___ Material shown ___
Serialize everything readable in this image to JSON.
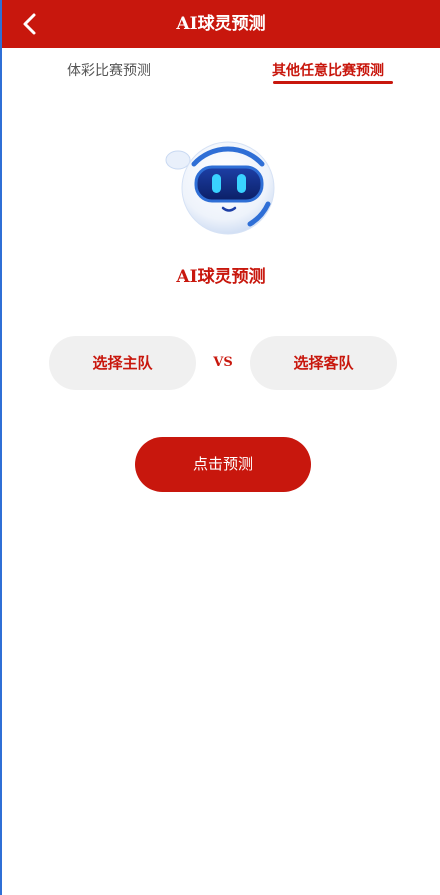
{
  "header": {
    "title": "AI球灵预测",
    "back_icon": "chevron-left-icon"
  },
  "tabs": [
    {
      "label": "体彩比赛预测",
      "active": false
    },
    {
      "label": "其他任意比赛预测",
      "active": true
    }
  ],
  "hero": {
    "icon": "robot-mascot-icon",
    "title": "AI球灵预测"
  },
  "match": {
    "home_label": "选择主队",
    "vs_label": "VS",
    "away_label": "选择客队"
  },
  "actions": {
    "predict_label": "点击预测"
  },
  "colors": {
    "brand_red": "#c8170d",
    "button_gray": "#f0f0f0",
    "robot_blue": "#2f6fd6"
  }
}
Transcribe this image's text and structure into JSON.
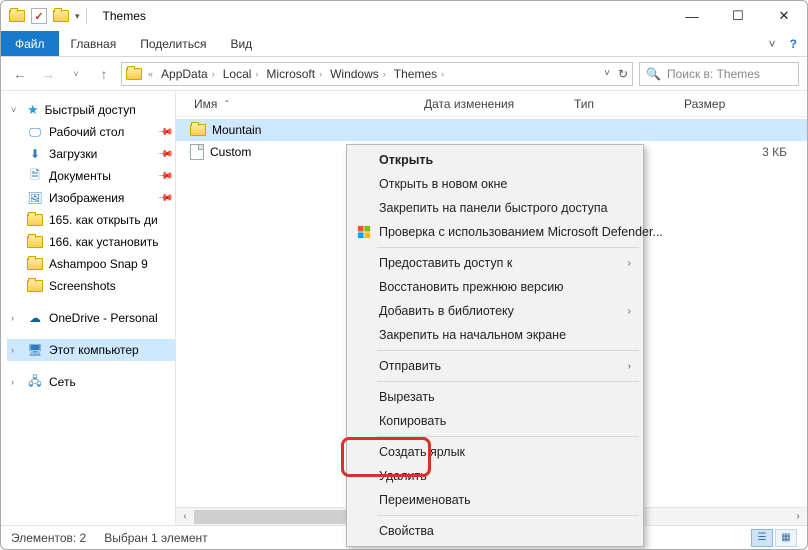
{
  "title": "Themes",
  "ribbon": {
    "file": "Файл",
    "tabs": [
      "Главная",
      "Поделиться",
      "Вид"
    ]
  },
  "breadcrumbs": [
    "AppData",
    "Local",
    "Microsoft",
    "Windows",
    "Themes"
  ],
  "search_placeholder": "Поиск в: Themes",
  "sidebar": {
    "quick_access": "Быстрый доступ",
    "items": [
      {
        "label": "Рабочий стол",
        "pinned": true,
        "icon": "desktop"
      },
      {
        "label": "Загрузки",
        "pinned": true,
        "icon": "download"
      },
      {
        "label": "Документы",
        "pinned": true,
        "icon": "docs"
      },
      {
        "label": "Изображения",
        "pinned": true,
        "icon": "pics"
      },
      {
        "label": "165. как открыть ди",
        "pinned": false,
        "icon": "folder"
      },
      {
        "label": "166. как установить",
        "pinned": false,
        "icon": "folder"
      },
      {
        "label": "Ashampoo Snap 9",
        "pinned": false,
        "icon": "folder"
      },
      {
        "label": "Screenshots",
        "pinned": false,
        "icon": "folder"
      }
    ],
    "onedrive": "OneDrive - Personal",
    "this_pc": "Этот компьютер",
    "network": "Сеть"
  },
  "columns": {
    "name": "Имя",
    "date": "Дата изменения",
    "type": "Тип",
    "size": "Размер"
  },
  "files": [
    {
      "name": "Mountain",
      "date": "",
      "type": "",
      "size": "",
      "icon": "folder",
      "selected": true
    },
    {
      "name": "Custom",
      "date": "",
      "type": "",
      "size": "3 КБ",
      "icon": "doc",
      "selected": false
    }
  ],
  "status": {
    "count": "Элементов: 2",
    "selected": "Выбран 1 элемент"
  },
  "context_menu": {
    "open": "Открыть",
    "open_new": "Открыть в новом окне",
    "pin_qa": "Закрепить на панели быстрого доступа",
    "defender": "Проверка с использованием Microsoft Defender...",
    "give_access": "Предоставить доступ к",
    "restore": "Восстановить прежнюю версию",
    "add_lib": "Добавить в библиотеку",
    "pin_start": "Закрепить на начальном экране",
    "send_to": "Отправить",
    "cut": "Вырезать",
    "copy": "Копировать",
    "shortcut": "Создать ярлык",
    "delete": "Удалить",
    "rename": "Переименовать",
    "properties": "Свойства"
  }
}
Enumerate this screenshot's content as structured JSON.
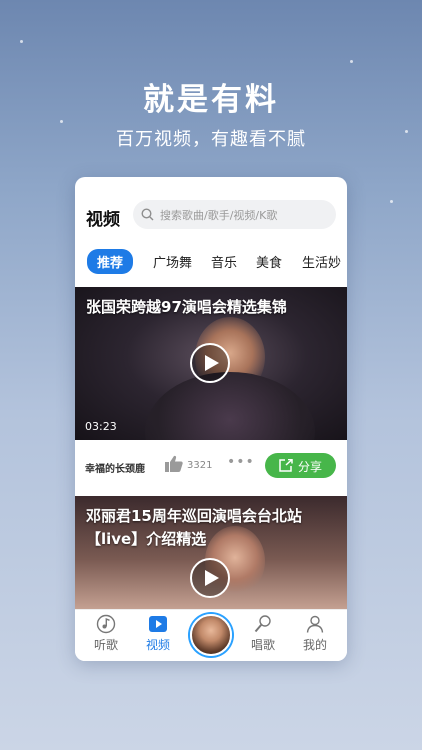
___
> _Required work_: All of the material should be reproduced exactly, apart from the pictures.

> _Solution_:
Serialize everything readable in this image to JSON.
{
  "header": {
    "title": "AI球灵预测",
    "back_icon": "chevron-left-icon"
  },
  "tabs": [
    {
      "label": "体彩比赛预测",
      "active": false
    },
    {
      "label": "其他任意比赛预测",
      "active": true
    }
  ],
  "hero": {
    "icon": "robot-mascot-icon",
    "title": "AI球灵预测"
  },
  "match": {
    "home_label": "选择主队",
    "vs_label": "VS",
    "away_label": "选择客队"
  },
  "actions": {
    "predict_label": "点击预测"
  },
  "colors": {
    "brand_red": "#c8170d",
    "button_gray": "#f0f0f0",
    "robot_blue": "#2f6fd6"
  }
}
Transcribe this image's text and structure into JSON.
{
  "title": "Themes",
  "ribbon": {
    "file": "Файл",
    "tabs": [
      "Главная",
      "Поделиться",
      "Вид"
    ]
  },
  "breadcrumbs": [
    "AppData",
    "Local",
    "Microsoft",
    "Windows",
    "Themes"
  ],
  "search_placeholder": "Поиск в: Themes",
  "sidebar": {
    "quick_access": "Быстрый доступ",
    "items": [
      {
        "label": "Рабочий стол",
        "pinned": true,
        "icon": "desktop"
      },
      {
        "label": "Загрузки",
        "pinned": true,
        "icon": "download"
      },
      {
        "label": "Документы",
        "pinned": true,
        "icon": "docs"
      },
      {
        "label": "Изображения",
        "pinned": true,
        "icon": "pics"
      },
      {
        "label": "165. как открыть ди",
        "pinned": false,
        "icon": "folder"
      },
      {
        "label": "166. как установить",
        "pinned": false,
        "icon": "folder"
      },
      {
        "label": "Ashampoo Snap 9",
        "pinned": false,
        "icon": "folder"
      },
      {
        "label": "Screenshots",
        "pinned": false,
        "icon": "folder"
      }
    ],
    "onedrive": "OneDrive - Personal",
    "this_pc": "Этот компьютер",
    "network": "Сеть"
  },
  "columns": {
    "name": "Имя",
    "date": "Дата изменения",
    "type": "Тип",
    "size": "Размер"
  },
  "files": [
    {
      "name": "Mountain",
      "date": "",
      "type": "",
      "size": "",
      "icon": "folder",
      "selected": true
    },
    {
      "name": "Custom",
      "date": "",
      "type": "",
      "size": "3 КБ",
      "icon": "doc",
      "selected": false
    }
  ],
  "status": {
    "count": "Элементов: 2",
    "selected": "Выбран 1 элемент"
  },
  "context_menu": {
    "open": "Открыть",
    "open_new": "Открыть в новом окне",
    "pin_qa": "Закрепить на панели быстрого доступа",
    "defender": "Проверка с использованием Microsoft Defender...",
    "give_access": "Предоставить доступ к",
    "restore": "Восстановить прежнюю версию",
    "add_lib": "Добавить в библиотеку",
    "pin_start": "Закрепить на начальном экране",
    "send_to": "Отправить",
    "cut": "Вырезать",
    "copy": "Копировать",
    "shortcut": "Создать ярлык",
    "delete": "Удалить",
    "rename": "Переименовать",
    "properties": "Свойства"
  }
}
Enumerate this screenshot's content as structured JSON.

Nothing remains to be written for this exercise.